“If I’m a home owner in the Greater Vancouver Area, and just read the National Post article, I think I would be coughing up my latte through my nose about now. But fear not Vancouver, you’re not alone. Toronto joined in with its own negative results.”
It’s always easy to use the word “timing” to categorize success or failure. We’ve all heard it before, “he was in the right place at the right time”. Those who chalk up people’s success, purely based on timing, are usually the ones who missed the same opportunity because of a lack of skill and vision. In politics timing is used to justify ineptitude and a lack of positive results. If using timing as an excuse for failure, and if it was an Olympic sport, then the Obama administration would own the podium. After 3 ½ years of being in power all you here out of Washington is that it’s all George Bush’s fault, and that the Obama administration needs more time to set the country on the right path. Blaming the last guy, after all this time, is laughable. The President wanted the gig and he knew the mess he was inheriting. It was his job to fix it or at the very least put the country back on track. Time might be running out for Obama, and we’ll all find out in November. Should he end up being a one term President, I’m sure the Dem’s will rationalize his failure with “he was the right guy at the wrong time”.
Here in Canada many have supported and questioned the timing of the most recent changes to mortgage rules. As of July 6th it’s our new reality.
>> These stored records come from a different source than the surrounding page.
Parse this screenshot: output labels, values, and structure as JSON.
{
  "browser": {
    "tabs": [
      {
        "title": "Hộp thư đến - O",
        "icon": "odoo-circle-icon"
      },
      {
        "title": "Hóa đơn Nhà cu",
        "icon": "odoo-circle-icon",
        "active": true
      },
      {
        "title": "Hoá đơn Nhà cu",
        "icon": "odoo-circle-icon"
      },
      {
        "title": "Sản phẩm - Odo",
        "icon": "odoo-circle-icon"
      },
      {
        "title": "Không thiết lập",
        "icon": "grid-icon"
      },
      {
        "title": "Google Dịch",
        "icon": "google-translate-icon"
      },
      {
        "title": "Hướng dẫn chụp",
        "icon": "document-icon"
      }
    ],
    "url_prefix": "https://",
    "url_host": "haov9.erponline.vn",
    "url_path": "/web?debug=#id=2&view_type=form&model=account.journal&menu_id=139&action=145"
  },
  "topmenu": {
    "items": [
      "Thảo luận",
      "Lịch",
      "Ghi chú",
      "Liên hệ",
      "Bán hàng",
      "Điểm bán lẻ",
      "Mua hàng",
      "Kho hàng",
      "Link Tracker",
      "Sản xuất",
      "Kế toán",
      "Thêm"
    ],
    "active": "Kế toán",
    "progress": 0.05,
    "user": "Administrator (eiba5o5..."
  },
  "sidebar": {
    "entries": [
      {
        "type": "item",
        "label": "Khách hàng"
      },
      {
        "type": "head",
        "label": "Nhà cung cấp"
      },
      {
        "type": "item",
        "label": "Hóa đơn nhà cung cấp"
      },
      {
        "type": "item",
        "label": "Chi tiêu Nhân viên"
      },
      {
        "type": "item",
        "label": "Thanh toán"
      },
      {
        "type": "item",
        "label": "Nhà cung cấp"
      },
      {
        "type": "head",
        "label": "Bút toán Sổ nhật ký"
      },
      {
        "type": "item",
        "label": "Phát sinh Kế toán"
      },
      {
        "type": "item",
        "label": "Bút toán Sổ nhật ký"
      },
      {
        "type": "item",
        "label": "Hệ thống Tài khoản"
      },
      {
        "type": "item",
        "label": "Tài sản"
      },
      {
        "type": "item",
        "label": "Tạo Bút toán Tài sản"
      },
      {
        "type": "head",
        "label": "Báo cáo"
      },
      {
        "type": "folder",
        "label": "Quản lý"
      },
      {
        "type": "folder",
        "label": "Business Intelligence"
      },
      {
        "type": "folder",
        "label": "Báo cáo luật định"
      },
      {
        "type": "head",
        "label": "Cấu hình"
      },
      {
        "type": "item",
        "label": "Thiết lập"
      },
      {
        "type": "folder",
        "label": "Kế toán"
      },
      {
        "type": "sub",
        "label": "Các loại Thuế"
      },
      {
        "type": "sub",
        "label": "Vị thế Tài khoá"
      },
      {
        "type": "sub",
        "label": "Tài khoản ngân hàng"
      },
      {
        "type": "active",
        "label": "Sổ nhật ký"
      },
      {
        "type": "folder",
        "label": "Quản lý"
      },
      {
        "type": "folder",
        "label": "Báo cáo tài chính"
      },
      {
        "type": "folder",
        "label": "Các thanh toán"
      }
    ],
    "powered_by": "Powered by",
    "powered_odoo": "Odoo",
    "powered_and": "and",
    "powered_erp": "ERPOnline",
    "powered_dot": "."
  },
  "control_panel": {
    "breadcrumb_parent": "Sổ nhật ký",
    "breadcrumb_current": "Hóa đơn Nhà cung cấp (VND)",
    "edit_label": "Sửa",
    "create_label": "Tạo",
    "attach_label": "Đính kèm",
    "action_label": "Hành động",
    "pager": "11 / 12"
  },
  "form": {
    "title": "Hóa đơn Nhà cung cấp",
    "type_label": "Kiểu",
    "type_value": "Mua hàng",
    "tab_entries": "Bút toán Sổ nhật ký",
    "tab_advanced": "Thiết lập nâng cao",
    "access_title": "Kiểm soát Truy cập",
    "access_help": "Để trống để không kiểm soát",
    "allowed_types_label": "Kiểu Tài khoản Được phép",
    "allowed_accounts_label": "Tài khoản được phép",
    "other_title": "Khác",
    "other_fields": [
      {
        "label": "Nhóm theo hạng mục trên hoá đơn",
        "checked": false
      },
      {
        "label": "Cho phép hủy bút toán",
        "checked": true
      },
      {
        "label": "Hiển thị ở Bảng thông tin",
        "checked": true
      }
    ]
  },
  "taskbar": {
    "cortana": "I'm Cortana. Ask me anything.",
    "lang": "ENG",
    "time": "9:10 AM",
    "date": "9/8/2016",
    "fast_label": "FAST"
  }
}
I’m looking out the window right now and it’s sunny, stinking hot here in Toronto, and the ground hasn’t opened up and swallowed up all of us in the industry. Then again it’s been less than a week. I was thinking of the timing of the new mortgage rules while reading an article in the National Post recently, “On Wednesday (July 5th) the Real Estate Board of Greater Vancouver released June figures showing sales down 27.6% from a year earlier and down 17.2% from just May. The benchmark price index was 1.7% from a year ago but the city has seen prices drop in the shorter term and economists expect more declines to come”. If I’m a home owner in the GVA, and just read the National Post article, I think I would be coughing up my latte through my nose about now. But fear not Vancouver, you’re not alone. “Toronto joined in with its own negative results as sales in the city declined 13% from a year ago while the entire GTA was off 5.4%”. Prices have remained steady in the GTA but that appears to have a short shelf life. For so long now pundits eagerly predicated a housing bust and I guess if they say it often and long enough they will be able to say, “I told you so”.
The most recent changes to mortgage rules had zero impact on the stat’s noted above. There were many in the mortgage and housing sector, including CAAMP, who publicly stated that previous changes to mortgage rules went far enough. Of course it’s easy for critics to dismiss the industry as being self-serving but based on the data available today, maybe, just maybe, the industry was not that far off. The IMF (International Monetary Fund) is tweaking economic forecast for the remainder of the year. There’s a general malaise as it relates to investments, jobs and manufacturing for the U.S., Europe, Brazil, India and China. As we have all learned, what happens in the rest of the world impacts us here in Canada. There’s merit to the argument that economic data justified the changes to the most recent mortgage rules. But what if the most recent changes to the mortgage rules just adds to an already stagnant economy and slowing housing sector? Not good if you’re an home owner and certainly less than optimal for those who could have a finger pointed at them, accompanied with a simple message,”you made it worse”. Indeed, it’s all about the timing.
Until next time